Clothing Transit offers stress-free clothing exchange for LGBTQA students

June 20, 2018

UNIVERSITY PARK, Pa. — For many students, shopping for clothes is a stress-free experience, aside from the total being read before swiping ones’ credit card. 

For students in the LGBTQA community, shopping can mean walking through a store with a gender-conforming layout that affects the freedom of choice in clothing and expression. 

In the spring 2018 semester, Penn State’s LGBTQA Student Resource Center, a unit of Penn State Student Affairs, opened the Clothing Transit to help alleviate this discomfort for students.

“The intention of the Clothing Transit is to provide trans and non-binary students with the freedom to comfortably find clothing that reflects their gender expression and identity without the discomfort of shopping in a traditional clothing store,” said Brian Patchcoski, director of the LGBTQA Student Resource Center.  

The transit provides a way for students to exchange clothing and accessories such as shoes, bags and jewelry for free. 

Students who are interested in using the Clothing Transit can visit it in the Ritenour Building during open hours.

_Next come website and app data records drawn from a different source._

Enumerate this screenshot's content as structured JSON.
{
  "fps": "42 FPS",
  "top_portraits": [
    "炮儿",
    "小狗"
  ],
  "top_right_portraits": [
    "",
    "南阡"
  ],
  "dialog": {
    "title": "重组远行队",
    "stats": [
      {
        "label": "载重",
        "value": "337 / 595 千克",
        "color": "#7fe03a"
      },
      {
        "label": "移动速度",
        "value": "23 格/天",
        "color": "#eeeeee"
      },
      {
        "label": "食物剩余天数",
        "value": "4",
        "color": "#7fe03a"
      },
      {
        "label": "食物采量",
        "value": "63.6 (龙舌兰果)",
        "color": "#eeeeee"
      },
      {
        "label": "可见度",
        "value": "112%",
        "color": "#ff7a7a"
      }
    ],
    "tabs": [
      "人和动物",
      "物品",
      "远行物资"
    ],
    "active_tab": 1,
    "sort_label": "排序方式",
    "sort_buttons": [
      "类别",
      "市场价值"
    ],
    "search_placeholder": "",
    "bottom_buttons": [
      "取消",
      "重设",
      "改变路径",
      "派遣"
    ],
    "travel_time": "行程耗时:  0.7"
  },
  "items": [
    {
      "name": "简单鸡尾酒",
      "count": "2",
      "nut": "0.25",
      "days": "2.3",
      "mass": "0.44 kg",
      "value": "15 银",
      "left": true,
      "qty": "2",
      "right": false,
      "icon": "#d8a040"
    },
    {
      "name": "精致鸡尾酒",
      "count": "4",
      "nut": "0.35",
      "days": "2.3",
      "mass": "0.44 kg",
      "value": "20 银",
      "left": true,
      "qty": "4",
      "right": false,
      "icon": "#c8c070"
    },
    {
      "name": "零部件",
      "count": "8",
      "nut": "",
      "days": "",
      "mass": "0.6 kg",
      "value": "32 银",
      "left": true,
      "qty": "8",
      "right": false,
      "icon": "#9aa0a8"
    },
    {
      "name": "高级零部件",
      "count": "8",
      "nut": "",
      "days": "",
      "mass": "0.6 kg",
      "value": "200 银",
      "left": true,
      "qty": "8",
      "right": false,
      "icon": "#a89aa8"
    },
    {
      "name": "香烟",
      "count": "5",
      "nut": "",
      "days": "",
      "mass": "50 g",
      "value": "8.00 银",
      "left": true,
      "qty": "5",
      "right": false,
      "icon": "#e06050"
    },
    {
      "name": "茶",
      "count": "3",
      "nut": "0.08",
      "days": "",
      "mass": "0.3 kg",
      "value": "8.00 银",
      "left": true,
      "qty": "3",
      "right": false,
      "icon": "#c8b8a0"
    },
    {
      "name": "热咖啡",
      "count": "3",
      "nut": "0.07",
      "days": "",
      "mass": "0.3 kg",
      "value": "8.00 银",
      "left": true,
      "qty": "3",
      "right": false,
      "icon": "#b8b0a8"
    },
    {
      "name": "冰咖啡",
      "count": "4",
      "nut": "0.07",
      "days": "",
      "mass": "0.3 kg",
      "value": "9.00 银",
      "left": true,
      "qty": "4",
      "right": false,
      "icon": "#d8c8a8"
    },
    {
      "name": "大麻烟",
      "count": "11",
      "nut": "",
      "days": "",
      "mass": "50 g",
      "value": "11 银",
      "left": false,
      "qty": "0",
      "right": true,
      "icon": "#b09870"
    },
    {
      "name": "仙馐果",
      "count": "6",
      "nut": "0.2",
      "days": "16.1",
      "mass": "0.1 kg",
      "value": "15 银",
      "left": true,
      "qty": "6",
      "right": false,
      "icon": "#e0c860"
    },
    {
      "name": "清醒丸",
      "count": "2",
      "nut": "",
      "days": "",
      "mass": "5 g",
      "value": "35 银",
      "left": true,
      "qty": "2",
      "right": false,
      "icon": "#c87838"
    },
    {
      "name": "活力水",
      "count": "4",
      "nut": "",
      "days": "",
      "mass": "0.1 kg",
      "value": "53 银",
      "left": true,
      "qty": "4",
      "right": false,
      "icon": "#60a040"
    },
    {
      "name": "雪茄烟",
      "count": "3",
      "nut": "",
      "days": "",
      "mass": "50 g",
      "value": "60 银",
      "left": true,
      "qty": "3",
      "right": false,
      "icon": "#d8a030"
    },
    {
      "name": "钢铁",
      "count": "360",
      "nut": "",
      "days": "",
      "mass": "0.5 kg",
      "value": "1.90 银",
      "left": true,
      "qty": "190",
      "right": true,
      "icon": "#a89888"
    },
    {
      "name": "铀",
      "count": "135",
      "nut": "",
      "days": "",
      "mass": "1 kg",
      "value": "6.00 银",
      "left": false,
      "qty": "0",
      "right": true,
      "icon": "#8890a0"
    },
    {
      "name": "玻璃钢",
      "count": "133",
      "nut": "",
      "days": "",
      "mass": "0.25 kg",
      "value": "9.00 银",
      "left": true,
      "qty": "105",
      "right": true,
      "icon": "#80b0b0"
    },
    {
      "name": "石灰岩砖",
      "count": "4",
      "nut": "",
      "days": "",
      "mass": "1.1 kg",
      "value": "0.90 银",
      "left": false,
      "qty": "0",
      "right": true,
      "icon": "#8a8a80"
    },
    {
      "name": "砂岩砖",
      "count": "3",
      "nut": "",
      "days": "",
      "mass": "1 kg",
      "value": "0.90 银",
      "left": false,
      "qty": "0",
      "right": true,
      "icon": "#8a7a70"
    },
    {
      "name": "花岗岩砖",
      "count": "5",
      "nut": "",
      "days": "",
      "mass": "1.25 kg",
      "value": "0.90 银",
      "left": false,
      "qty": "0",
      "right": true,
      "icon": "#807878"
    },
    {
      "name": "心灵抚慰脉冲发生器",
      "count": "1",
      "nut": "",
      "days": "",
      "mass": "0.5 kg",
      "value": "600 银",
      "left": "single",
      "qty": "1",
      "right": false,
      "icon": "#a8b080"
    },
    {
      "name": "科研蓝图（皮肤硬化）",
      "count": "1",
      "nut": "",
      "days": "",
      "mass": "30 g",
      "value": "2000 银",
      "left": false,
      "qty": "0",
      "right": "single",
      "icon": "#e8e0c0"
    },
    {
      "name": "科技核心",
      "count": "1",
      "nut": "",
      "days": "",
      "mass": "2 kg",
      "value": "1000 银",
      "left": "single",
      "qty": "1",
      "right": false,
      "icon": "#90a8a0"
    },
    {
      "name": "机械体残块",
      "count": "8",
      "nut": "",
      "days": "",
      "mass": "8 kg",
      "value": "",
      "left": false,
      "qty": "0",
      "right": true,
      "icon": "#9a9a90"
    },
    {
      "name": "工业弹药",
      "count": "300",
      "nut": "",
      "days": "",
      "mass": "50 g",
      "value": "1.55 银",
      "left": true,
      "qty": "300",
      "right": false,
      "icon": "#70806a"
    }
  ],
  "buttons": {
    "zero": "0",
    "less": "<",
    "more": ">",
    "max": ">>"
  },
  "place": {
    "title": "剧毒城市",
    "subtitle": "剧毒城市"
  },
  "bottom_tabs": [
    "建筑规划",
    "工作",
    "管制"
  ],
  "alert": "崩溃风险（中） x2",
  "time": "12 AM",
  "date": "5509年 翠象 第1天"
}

During the summer, individuals may schedule appointments by contacting the LGBTQA Resource Center. Fall and spring hours will be advertised through the center’s newsletter and website. 

The Transit formed in partnership with 3rd Way Collective and Lutheran Campus Ministry along with monetary support from the Philip N. Knuston Endowment and a gift in memory of former Penn State student Eli Roe.

Eli Roe, who also went by his birth name, Miriam, was a Penn State student from 2013 to 2016 specializing in rehabilitation and human services. Roe had a passion for making historical costumes and helping advocate for those in the trans and non-binary community who were of Christian faith. 

Roe passed away in 2016 and funds from the estate were given to the Clothing Transit housed by the resource center. Patchcoski said that with the help from Roe’s estate, made in the form of a donation by Roe’s family, the center was able to make everything happen. 

The Phillip N. Knuston Endowment was established to provide funding for programs and projects that address the life struggles of Christians in higher education while also focusing on the topic of sexuality and the Church. 

Knuston was a pastor in the Evangelical Lutheran Church in America and was a closeted gay man until 1994 when he began to share his story as a gay man in the Church living with AIDS. Knuston passed away that same year and was forever known for his work within the LGBTQA community. 

Those interested in making clothing donations to the Clothing Transit can drop them off at the LGBTQA Student Resource Center in 101 Boucke Building during business hours. Those within and outside of the LGBTQ community are encouraged to donate items. Stay tuned to the center’s website for specific item requests that may be made throughout the year.  

Last Updated September 14, 2018